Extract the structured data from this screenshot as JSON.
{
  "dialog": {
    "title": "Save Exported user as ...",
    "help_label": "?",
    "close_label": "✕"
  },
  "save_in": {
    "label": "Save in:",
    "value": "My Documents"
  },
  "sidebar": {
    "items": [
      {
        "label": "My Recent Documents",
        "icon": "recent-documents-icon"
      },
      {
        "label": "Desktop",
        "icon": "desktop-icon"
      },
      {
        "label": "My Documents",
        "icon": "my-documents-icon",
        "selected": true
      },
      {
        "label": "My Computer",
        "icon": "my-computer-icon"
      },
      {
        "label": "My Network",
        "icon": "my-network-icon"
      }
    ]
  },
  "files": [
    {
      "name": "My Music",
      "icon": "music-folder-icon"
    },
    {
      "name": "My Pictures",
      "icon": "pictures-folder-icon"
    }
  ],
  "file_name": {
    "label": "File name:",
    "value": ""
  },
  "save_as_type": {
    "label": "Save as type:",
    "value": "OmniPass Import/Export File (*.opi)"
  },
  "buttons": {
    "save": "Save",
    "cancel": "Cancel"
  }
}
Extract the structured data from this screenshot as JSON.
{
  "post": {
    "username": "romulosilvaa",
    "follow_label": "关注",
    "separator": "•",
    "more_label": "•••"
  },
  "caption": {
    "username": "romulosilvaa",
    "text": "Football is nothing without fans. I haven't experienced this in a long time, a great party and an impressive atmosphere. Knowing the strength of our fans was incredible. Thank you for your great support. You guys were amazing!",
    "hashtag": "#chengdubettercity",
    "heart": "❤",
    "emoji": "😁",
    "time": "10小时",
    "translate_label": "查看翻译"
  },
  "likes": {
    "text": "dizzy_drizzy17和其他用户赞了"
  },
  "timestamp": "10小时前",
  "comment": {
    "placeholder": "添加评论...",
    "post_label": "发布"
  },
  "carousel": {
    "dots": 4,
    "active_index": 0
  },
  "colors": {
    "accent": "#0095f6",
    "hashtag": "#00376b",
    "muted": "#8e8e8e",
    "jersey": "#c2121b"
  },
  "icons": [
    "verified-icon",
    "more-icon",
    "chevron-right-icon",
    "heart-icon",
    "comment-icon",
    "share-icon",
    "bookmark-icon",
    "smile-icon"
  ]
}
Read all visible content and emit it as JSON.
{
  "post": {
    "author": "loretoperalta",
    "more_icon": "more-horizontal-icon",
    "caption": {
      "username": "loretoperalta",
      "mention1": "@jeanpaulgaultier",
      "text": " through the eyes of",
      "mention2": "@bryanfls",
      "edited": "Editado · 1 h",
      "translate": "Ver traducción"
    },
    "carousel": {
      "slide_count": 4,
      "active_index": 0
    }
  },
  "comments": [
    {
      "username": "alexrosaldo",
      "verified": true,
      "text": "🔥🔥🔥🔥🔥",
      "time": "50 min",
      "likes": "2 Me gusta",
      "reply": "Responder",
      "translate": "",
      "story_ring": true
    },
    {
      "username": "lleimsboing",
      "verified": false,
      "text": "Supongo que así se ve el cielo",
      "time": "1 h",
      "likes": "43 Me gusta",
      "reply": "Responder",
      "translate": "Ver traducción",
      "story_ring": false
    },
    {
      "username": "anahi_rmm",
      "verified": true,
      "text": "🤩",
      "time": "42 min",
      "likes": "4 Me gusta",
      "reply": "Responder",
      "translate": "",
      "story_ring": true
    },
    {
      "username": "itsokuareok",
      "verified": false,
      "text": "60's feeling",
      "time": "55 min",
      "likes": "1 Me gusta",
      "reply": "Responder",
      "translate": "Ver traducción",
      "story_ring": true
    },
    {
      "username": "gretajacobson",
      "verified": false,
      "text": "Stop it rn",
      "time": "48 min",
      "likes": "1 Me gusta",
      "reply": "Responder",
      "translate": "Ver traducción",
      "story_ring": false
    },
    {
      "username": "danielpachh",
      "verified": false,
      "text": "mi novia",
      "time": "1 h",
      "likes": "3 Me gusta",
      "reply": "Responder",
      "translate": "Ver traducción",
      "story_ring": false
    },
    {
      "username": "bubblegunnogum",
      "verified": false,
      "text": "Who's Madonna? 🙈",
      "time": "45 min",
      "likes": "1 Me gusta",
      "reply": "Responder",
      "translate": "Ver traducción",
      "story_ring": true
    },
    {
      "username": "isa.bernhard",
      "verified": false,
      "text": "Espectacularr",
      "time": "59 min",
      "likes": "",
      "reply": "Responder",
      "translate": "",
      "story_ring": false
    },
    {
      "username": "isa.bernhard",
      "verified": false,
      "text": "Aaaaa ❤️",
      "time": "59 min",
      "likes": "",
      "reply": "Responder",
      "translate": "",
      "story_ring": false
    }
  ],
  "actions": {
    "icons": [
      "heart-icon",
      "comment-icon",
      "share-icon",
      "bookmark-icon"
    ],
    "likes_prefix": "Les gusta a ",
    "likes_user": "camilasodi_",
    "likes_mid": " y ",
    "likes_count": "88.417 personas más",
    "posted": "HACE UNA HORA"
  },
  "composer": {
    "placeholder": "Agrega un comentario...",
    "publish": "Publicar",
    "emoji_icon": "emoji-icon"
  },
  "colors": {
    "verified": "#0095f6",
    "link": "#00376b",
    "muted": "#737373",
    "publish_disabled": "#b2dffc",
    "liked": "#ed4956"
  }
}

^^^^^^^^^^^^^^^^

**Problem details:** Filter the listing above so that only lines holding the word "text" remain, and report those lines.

**Solution for this problem:**
    "text": "Football is nothing without fans. I haven't experienced this in a long time, a great party and an impressive atmosphere. Knowing the strength of our fans was incredible. Thank you for your great support. You guys were amazing!",
    "text": "dizzy_drizzy17和其他用户赞了"
      "text": " through the eyes of",
      "text": "🔥🔥🔥🔥🔥",
      "text": "Supongo que así se ve el cielo",
      "text": "🤩",
      "text": "60's feeling",
      "text": "Stop it rn",
      "text": "mi novia",
      "text": "Who's Madonna? 🙈",
      "text": "Espectacularr",
      "text": "Aaaaa ❤️",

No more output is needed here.